**Records provided**:
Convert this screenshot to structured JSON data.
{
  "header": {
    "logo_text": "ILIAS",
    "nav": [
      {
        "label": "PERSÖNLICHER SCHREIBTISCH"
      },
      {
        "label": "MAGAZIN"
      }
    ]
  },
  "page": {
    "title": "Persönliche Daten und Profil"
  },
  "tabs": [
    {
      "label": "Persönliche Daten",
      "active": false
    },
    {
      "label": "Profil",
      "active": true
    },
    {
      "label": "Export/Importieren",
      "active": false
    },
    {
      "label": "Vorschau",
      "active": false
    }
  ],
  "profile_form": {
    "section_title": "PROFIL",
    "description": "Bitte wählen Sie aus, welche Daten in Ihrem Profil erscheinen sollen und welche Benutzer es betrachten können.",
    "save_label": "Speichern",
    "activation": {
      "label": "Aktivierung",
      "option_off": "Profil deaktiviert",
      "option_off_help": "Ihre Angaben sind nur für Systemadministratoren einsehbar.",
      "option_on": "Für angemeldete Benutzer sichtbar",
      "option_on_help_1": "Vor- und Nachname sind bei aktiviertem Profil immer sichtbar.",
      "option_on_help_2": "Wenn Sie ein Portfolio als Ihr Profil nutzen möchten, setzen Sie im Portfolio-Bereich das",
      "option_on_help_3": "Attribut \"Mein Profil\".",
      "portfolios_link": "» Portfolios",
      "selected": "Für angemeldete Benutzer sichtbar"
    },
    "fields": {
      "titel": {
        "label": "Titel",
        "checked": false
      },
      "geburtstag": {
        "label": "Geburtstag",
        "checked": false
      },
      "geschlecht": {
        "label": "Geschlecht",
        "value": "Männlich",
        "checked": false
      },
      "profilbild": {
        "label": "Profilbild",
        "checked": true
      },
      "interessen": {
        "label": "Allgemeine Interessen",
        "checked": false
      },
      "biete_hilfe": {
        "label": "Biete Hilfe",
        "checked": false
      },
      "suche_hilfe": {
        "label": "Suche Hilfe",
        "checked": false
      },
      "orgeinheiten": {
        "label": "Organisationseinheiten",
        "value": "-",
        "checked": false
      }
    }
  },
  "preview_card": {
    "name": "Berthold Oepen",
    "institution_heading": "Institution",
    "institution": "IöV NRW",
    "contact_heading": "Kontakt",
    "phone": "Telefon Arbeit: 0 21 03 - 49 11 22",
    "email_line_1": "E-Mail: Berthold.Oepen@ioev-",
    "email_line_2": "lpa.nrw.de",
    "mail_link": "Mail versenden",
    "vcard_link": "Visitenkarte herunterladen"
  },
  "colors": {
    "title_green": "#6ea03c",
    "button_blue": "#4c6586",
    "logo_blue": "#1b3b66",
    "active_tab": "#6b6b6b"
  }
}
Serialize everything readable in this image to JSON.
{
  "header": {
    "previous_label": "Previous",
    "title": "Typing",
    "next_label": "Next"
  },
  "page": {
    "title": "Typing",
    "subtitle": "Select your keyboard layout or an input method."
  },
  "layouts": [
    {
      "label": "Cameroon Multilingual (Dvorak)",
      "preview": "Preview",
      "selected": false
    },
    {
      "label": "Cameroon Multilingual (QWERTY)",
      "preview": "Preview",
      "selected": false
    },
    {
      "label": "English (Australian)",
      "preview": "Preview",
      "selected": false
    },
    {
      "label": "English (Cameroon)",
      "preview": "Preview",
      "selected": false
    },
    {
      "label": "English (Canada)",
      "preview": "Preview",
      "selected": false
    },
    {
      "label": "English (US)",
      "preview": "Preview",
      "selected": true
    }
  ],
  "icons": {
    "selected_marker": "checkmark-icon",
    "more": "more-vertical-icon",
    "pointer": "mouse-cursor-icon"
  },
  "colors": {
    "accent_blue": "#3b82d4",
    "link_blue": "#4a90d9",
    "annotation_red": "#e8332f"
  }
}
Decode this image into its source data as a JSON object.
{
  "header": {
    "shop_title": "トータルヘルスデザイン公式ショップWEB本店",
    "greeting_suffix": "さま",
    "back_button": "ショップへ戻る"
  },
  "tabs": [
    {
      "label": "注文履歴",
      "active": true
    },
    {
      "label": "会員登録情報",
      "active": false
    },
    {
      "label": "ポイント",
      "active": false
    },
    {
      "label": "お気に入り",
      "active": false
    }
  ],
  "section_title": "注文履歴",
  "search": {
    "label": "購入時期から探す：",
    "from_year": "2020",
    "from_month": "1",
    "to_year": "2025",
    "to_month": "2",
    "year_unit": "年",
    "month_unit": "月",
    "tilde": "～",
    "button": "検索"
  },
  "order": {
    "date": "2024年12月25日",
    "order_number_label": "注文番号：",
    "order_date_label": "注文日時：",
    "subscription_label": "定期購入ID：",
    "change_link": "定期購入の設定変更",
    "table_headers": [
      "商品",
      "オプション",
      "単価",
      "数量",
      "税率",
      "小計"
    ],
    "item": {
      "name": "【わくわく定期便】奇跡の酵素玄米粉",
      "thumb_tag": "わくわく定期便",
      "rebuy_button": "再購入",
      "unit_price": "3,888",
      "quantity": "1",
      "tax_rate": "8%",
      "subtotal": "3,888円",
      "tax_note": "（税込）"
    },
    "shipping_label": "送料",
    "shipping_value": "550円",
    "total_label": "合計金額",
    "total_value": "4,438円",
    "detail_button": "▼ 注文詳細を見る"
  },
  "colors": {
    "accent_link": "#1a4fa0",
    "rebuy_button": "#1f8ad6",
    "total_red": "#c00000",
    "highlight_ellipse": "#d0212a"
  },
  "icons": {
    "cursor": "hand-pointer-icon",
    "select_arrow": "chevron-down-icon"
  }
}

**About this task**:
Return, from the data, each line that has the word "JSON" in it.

**Reply to the exercise**:
Convert this screenshot to structured JSON data.
Serialize everything readable in this image to JSON.
Decode this image into its source data as a JSON object.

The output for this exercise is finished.